**Exercise goal**
Each line of the data that mentions the string "организации" needs to be identified and copied.

**Supplied data**

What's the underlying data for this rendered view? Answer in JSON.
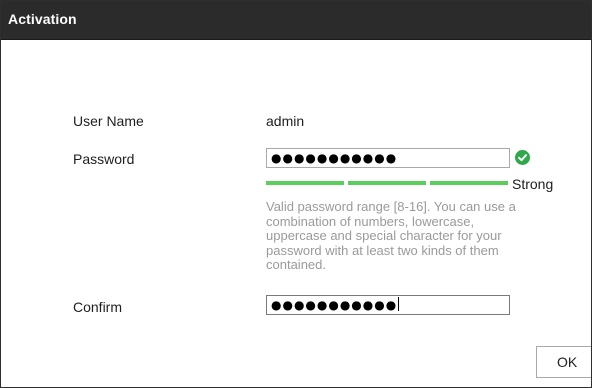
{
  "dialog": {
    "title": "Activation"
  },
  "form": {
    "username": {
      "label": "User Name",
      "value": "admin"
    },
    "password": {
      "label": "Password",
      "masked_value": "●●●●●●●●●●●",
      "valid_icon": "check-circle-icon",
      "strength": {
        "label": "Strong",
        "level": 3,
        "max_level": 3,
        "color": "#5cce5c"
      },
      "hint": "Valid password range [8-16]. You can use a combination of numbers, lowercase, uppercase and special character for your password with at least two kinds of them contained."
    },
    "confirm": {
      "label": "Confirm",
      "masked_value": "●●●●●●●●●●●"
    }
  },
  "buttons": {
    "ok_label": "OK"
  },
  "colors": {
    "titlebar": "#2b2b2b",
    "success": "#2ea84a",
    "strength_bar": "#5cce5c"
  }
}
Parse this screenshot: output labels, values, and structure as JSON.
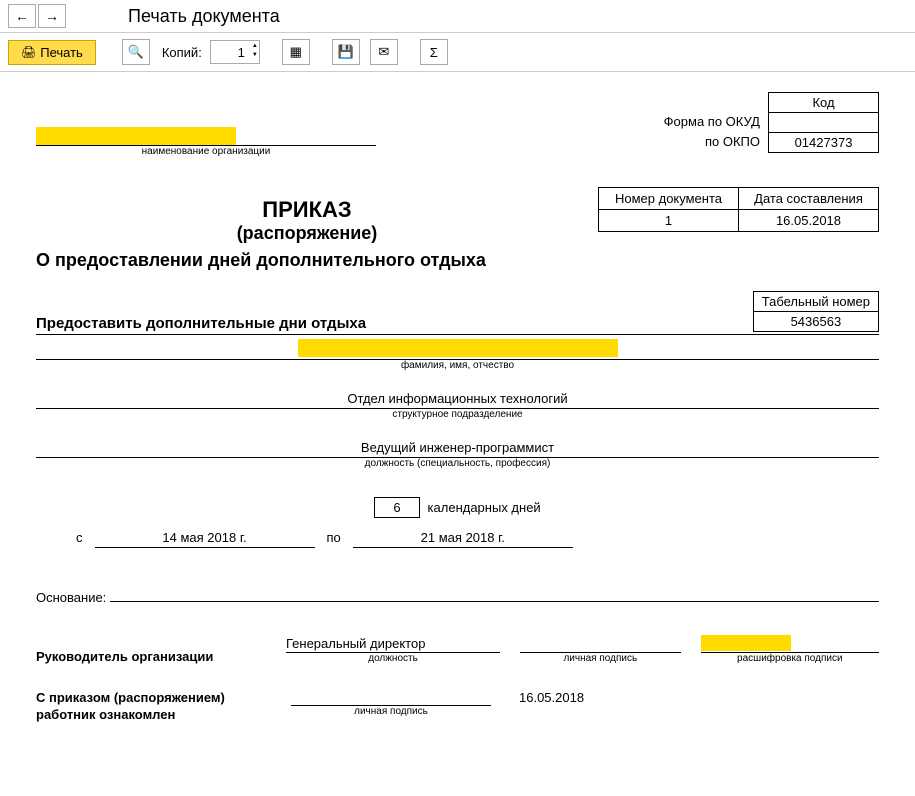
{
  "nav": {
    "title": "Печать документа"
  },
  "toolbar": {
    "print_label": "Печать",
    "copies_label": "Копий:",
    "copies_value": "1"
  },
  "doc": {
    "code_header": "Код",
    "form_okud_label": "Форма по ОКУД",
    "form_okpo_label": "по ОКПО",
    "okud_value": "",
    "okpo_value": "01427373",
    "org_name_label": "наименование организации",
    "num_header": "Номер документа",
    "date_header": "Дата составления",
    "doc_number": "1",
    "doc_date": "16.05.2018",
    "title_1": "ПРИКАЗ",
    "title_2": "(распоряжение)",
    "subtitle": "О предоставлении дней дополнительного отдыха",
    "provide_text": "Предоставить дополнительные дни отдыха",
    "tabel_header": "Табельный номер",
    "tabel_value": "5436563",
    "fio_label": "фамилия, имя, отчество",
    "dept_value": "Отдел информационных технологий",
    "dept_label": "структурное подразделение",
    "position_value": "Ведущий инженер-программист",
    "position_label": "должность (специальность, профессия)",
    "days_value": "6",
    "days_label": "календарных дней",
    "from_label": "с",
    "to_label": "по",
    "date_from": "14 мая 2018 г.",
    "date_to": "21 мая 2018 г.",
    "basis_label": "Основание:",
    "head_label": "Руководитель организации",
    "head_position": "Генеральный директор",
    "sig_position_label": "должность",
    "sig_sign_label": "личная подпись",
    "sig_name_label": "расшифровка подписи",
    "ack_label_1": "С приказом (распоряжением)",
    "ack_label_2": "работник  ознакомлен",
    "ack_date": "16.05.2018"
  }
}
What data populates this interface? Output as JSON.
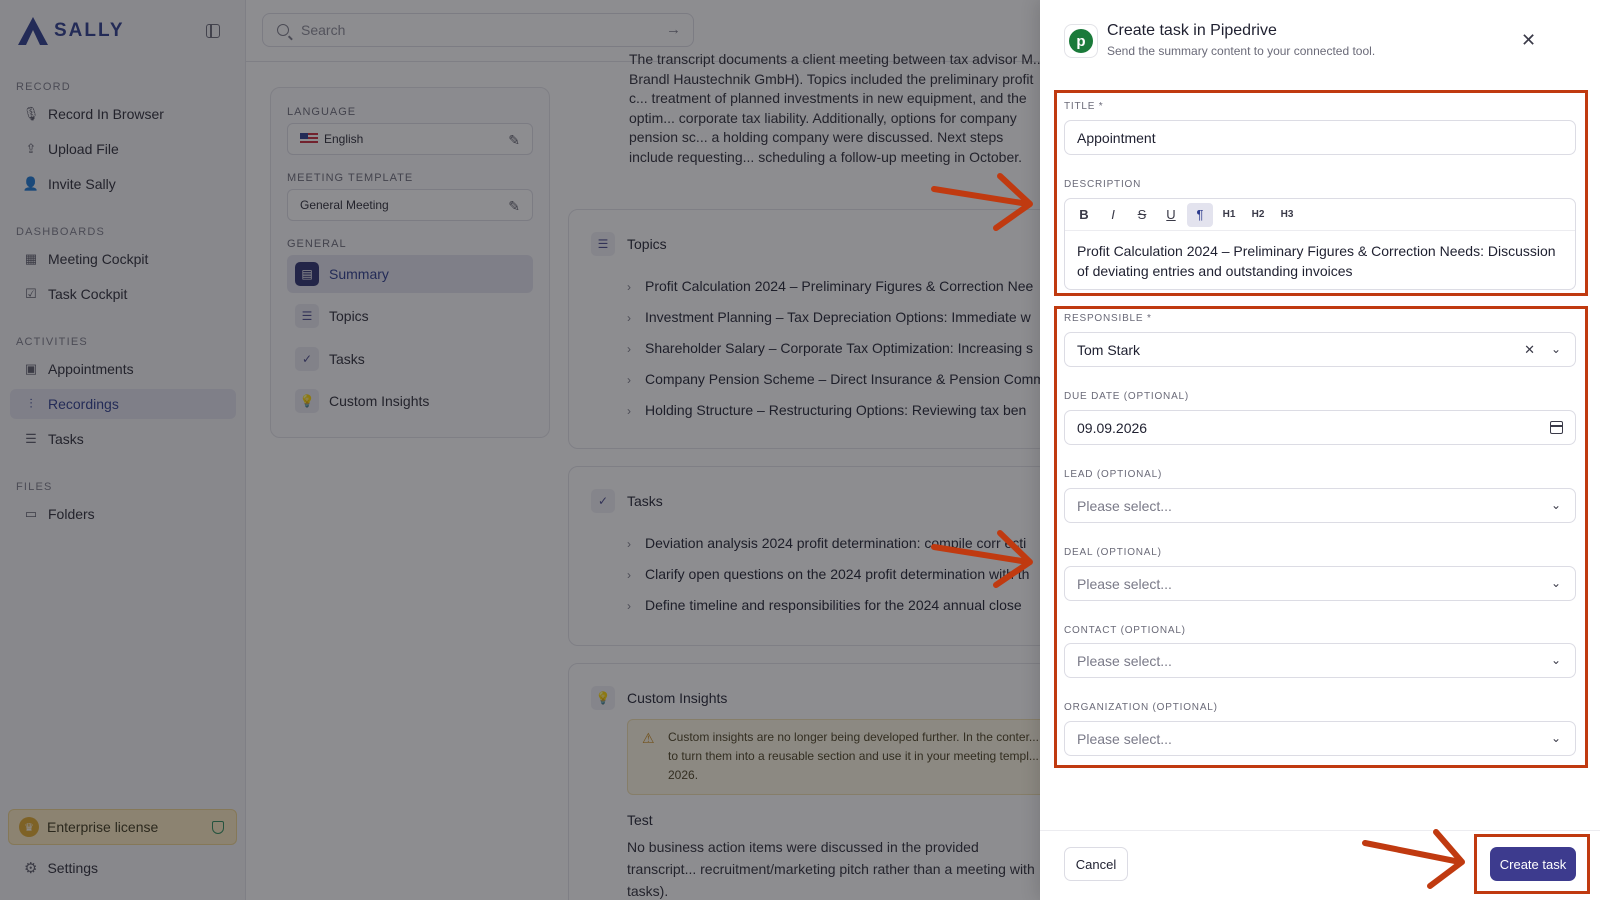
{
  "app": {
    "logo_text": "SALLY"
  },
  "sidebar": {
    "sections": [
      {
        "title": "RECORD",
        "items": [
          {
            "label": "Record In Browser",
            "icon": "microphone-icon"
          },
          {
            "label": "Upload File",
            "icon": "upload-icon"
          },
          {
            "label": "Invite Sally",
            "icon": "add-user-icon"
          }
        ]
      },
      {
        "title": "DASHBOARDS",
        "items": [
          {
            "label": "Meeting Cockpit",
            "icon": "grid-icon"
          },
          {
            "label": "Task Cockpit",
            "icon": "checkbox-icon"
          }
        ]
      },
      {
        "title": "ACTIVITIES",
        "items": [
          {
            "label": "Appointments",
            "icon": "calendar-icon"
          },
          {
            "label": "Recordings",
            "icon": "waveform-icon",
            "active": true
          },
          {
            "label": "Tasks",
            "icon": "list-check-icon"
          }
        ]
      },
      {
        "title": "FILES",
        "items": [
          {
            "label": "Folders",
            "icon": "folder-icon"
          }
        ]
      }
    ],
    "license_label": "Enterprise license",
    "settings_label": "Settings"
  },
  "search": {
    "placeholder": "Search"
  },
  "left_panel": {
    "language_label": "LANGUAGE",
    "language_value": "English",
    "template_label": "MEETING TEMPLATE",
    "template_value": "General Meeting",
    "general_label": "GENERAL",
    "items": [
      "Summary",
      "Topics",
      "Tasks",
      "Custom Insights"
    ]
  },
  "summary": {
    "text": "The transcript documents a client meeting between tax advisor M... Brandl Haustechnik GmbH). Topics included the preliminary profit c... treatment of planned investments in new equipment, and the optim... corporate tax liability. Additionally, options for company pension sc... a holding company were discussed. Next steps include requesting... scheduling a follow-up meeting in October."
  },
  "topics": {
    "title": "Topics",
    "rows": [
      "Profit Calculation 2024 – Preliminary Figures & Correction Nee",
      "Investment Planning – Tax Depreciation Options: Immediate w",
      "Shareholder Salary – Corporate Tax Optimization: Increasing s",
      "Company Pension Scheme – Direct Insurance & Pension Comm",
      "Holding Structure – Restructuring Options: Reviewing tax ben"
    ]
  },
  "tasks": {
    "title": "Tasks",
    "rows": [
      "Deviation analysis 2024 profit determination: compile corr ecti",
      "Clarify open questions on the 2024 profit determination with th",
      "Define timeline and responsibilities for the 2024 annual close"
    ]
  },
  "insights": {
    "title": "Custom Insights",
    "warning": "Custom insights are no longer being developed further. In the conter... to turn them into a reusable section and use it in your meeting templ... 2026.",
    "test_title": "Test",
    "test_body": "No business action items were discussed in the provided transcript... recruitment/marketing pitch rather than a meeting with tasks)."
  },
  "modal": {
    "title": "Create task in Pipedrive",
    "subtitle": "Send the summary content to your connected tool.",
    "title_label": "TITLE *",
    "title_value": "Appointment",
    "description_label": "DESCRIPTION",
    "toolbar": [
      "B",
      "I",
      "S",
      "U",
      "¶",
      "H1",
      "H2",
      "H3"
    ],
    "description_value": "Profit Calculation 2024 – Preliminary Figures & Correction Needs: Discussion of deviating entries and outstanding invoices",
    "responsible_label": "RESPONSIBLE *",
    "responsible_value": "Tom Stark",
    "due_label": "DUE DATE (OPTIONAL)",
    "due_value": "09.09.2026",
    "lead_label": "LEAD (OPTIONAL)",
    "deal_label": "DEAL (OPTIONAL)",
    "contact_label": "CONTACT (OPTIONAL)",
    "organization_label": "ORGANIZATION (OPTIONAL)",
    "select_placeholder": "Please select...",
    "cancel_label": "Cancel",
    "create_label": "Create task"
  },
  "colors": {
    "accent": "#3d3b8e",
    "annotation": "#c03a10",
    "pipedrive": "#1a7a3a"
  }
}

**Task solution**
    "org_name_label": "наименование организации",
    "head_label": "Руководитель организации",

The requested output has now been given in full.